The disks are etched, and two of them have holes in the center.

They were discovered when a team from the museum and the National Park Service traveled to the site in northwestern Alaska to make records of previously discovered prehistoric petroglyphs on boulders.

Such prehistoric rock art is extremely rare in interior and northern Alaska, though common in the southwestern part of the United States and other regions, museum and Park Service officials said.

The accidental discovery of the disks may lead to more such finds, said Scott Shirar, a research archeologist at the museum.

"One of the exciting things is that we've only opened up a really small amount of ground at the site. So the fact that we've ... found four of these items, that indicates that there's probably a lot more there and there's something really significant happening at the site," Shirar said in a video interview posted on the museum's website.

The site is located about 100 miles northeast of the Inupiat Eskimo community of Kotzebue.

The age of the disks has yet to be determined, museum officials said. The artifacts are currently held at the museum for labeling and further study, museum spokeswoman Theresa Bakker said Friday.

The archeologists will return to the lakeside site next summer, Bakker said.

The Noatak National Preserve comprises 6.5 million acres of Arctic territory on the southern slope of the Brooks Range. The preserve is known for the 400-mile Noatak River, a designated wild and scenic river.
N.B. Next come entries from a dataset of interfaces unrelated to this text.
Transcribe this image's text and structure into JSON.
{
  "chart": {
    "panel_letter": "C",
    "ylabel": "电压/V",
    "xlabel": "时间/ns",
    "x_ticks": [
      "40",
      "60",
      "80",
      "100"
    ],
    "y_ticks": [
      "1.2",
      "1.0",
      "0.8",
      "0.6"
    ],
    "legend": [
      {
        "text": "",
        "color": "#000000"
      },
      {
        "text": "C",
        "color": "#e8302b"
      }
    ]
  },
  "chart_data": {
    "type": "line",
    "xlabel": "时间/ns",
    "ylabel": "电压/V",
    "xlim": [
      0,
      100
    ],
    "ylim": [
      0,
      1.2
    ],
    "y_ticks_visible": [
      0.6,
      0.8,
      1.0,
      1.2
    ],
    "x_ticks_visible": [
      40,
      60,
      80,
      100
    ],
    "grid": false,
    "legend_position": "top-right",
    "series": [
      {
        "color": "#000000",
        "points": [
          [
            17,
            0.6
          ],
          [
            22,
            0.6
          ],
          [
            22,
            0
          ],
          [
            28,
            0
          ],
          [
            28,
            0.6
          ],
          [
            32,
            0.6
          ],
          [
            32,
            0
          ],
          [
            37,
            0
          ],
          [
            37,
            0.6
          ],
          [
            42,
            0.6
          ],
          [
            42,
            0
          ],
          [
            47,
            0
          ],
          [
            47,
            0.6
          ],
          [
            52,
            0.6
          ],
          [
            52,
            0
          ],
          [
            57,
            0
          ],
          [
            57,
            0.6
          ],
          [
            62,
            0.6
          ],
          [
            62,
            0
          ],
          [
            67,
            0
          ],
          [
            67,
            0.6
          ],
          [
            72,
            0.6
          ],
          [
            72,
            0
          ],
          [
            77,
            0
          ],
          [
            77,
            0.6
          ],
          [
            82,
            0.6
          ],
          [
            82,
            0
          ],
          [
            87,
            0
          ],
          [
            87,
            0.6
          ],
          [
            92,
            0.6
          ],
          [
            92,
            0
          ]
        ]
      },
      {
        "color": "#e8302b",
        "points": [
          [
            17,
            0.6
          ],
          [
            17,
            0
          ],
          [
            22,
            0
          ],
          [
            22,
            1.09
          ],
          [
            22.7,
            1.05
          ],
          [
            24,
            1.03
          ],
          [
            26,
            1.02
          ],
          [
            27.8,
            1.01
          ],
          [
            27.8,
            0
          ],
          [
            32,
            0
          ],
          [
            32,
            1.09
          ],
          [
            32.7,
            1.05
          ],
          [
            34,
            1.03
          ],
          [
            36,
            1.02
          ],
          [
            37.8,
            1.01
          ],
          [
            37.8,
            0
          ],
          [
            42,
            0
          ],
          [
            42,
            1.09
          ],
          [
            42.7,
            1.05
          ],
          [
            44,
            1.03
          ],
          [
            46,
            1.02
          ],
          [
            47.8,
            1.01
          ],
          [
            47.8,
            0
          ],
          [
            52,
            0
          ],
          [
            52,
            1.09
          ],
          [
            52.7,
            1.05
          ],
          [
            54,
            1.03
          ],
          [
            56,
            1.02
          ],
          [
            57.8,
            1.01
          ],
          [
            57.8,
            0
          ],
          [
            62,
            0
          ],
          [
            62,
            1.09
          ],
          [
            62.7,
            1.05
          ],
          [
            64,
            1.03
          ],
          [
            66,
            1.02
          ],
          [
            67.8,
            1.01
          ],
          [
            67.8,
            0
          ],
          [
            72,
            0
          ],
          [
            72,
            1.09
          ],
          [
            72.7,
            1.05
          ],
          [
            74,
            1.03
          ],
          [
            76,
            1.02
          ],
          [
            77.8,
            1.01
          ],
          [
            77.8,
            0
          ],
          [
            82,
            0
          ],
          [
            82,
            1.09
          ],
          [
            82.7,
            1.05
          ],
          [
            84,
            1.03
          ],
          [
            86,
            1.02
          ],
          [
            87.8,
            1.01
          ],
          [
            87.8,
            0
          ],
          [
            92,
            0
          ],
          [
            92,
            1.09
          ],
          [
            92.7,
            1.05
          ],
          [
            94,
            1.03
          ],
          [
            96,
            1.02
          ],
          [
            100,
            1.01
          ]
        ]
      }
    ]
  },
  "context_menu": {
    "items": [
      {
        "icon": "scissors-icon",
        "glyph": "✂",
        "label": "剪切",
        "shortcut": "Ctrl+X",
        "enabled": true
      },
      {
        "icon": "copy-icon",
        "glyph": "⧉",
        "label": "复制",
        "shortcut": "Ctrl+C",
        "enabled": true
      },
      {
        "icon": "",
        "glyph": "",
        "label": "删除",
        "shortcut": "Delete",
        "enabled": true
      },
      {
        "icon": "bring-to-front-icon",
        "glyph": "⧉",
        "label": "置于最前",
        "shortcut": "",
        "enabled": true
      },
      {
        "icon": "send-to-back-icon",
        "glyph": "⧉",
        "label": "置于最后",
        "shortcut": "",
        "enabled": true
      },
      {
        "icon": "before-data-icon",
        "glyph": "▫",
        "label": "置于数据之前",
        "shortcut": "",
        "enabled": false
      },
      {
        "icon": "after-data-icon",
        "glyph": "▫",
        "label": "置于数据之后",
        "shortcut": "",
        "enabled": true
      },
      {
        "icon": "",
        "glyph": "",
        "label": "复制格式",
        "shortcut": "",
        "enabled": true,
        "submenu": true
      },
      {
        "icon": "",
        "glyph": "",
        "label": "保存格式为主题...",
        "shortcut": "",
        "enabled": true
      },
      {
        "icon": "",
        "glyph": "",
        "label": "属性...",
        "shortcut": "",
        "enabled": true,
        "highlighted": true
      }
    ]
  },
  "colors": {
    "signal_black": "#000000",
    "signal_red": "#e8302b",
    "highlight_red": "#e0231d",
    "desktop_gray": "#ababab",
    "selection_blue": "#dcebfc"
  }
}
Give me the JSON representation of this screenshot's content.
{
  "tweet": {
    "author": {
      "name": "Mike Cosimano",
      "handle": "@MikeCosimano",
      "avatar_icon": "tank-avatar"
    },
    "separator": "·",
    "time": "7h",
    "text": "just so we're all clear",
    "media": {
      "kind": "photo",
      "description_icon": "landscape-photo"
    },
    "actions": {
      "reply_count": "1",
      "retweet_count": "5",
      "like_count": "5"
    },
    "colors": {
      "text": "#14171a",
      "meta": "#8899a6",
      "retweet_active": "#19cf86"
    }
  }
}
Despite its harsh climate, the area has been inhabited for 11,000 years, according to the National Park Service.

(Editing by Dan Whitcomb)